* [Problem details]:
Using the entries below, show all lines with the string "блондинки".

Dataset rows for apps and sites:
-*-
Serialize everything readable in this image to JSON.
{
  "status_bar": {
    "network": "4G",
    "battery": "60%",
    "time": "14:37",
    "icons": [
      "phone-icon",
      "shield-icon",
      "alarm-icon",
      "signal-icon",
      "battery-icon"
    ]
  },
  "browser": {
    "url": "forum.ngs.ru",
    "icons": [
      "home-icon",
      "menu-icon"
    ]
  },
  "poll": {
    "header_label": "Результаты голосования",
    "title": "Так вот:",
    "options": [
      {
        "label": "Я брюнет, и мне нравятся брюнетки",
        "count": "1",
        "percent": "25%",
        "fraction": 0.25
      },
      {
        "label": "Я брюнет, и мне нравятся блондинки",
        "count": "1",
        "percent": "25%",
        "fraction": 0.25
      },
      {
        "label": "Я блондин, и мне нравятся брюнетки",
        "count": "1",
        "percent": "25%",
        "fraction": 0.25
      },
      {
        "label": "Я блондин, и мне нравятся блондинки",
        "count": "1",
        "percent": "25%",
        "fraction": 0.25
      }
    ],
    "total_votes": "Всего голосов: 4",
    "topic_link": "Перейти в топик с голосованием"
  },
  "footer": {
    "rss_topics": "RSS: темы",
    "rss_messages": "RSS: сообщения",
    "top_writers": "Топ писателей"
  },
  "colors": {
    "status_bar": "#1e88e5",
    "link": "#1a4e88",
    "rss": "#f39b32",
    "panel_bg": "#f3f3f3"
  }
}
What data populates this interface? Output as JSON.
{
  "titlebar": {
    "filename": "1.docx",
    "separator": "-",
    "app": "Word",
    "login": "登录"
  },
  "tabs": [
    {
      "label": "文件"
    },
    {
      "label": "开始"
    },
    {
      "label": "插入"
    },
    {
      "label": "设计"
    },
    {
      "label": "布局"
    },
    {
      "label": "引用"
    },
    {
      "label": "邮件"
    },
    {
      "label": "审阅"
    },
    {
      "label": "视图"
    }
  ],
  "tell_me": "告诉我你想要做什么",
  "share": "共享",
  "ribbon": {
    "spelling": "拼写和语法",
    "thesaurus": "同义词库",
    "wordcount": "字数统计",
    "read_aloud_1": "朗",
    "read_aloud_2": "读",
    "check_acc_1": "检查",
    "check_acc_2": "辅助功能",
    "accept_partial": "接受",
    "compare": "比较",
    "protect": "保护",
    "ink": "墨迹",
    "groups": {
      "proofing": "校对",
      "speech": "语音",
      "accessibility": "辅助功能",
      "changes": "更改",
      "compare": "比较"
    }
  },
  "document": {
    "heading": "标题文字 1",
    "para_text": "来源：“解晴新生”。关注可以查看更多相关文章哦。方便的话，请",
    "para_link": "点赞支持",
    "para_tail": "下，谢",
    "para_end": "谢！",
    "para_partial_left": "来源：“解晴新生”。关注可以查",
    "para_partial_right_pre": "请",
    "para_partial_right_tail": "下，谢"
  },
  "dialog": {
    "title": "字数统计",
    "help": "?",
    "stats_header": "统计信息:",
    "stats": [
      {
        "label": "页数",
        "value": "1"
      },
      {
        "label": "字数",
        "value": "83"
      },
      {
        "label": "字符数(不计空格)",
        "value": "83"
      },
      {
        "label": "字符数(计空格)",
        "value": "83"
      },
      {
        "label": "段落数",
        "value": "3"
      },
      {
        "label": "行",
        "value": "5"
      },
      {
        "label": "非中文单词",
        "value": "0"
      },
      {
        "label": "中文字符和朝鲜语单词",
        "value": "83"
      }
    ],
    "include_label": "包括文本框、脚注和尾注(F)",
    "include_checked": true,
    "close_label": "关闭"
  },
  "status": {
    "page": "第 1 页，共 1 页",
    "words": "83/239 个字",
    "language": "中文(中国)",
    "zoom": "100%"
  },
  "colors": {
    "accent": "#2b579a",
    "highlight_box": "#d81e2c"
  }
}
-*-
* [Written response]:
        "label": "Я брюнет, и мне нравятся блондинки",
        "label": "Я блондин, и мне нравятся блондинки",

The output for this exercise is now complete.